- Novel Summary
- Book One
- Book 1, Chapters 1-2
- Book 1, Chapters 3-4
- Book 1, Chapters 5-6
- Book 1, Chapters 7-9
- Book 1, Chapters 10-11
- Book Two
- Book 2 Chapters 1-4
- Book 2 Chapters 5-7
- Book 2 Chapter 8
- Book Three
- Book 3 Chapters 1-3
- Book 3 Chapters 4-6
- Book 3 Chapters 7-8
- Book 4 Chapters 1-3
- Book 4 Chapters 4-6
- Book 4 Chapters 7-8
- Book 5 Chapters 1-3
- Book 5 Chapters 4-6
- Book 5 Chapters 7-9
- Book 6 Chapters 1-4
- Character Profiles
- Metaphor Analysis

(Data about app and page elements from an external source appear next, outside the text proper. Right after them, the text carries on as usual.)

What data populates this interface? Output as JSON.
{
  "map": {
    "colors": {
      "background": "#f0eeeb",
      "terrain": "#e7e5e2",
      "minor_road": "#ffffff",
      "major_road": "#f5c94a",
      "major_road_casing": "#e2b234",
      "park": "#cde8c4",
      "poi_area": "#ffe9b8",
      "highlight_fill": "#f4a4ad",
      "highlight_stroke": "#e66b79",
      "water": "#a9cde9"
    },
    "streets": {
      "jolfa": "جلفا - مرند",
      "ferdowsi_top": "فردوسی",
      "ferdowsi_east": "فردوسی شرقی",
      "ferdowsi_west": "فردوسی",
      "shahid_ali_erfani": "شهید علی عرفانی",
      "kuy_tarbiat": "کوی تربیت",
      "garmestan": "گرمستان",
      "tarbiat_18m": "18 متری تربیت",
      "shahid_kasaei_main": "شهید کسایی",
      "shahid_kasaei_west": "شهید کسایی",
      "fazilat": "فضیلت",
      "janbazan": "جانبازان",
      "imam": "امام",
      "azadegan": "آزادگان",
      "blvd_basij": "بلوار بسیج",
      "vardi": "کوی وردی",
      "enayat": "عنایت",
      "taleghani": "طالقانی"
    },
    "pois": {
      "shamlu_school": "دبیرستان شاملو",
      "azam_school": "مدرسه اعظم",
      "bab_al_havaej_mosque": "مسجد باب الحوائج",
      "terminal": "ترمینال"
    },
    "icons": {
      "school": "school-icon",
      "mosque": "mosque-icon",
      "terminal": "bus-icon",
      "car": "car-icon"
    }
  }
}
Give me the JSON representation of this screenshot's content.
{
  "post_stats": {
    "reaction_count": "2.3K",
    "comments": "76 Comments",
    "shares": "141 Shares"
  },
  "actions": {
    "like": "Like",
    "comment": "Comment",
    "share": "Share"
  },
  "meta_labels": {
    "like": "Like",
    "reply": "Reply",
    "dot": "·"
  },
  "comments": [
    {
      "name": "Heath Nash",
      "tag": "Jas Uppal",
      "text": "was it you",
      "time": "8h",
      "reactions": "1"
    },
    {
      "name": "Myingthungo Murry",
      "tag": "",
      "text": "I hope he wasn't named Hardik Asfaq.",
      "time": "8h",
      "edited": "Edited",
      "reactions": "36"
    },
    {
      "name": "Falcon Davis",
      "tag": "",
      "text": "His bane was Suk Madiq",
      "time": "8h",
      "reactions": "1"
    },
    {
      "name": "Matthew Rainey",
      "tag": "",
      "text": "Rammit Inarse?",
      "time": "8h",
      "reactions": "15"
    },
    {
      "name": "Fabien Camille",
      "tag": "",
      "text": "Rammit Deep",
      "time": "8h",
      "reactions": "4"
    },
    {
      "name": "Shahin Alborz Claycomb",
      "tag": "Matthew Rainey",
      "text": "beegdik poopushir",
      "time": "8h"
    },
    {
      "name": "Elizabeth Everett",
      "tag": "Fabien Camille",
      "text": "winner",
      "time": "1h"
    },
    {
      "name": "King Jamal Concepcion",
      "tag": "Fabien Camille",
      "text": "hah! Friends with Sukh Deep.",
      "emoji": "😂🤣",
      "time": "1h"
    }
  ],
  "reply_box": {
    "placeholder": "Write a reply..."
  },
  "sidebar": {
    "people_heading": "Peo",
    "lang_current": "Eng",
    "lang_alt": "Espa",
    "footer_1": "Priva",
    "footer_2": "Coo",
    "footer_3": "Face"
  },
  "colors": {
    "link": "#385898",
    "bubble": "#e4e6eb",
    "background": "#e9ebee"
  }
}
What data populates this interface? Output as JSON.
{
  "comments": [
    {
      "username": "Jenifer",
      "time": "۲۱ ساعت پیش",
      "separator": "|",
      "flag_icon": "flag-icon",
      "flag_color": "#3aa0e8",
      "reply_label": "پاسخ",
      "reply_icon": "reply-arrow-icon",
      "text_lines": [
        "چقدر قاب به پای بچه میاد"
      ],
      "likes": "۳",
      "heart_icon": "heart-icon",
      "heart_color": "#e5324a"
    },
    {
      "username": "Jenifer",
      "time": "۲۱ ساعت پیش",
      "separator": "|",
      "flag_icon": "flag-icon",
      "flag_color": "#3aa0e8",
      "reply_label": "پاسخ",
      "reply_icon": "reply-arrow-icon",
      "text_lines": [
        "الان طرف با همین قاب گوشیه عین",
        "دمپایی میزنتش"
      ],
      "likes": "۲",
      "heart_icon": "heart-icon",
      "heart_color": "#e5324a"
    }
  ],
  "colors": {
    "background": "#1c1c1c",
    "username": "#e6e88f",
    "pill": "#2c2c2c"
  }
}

- Top Ten Quotes
- Richard Wright
- Essay Q&A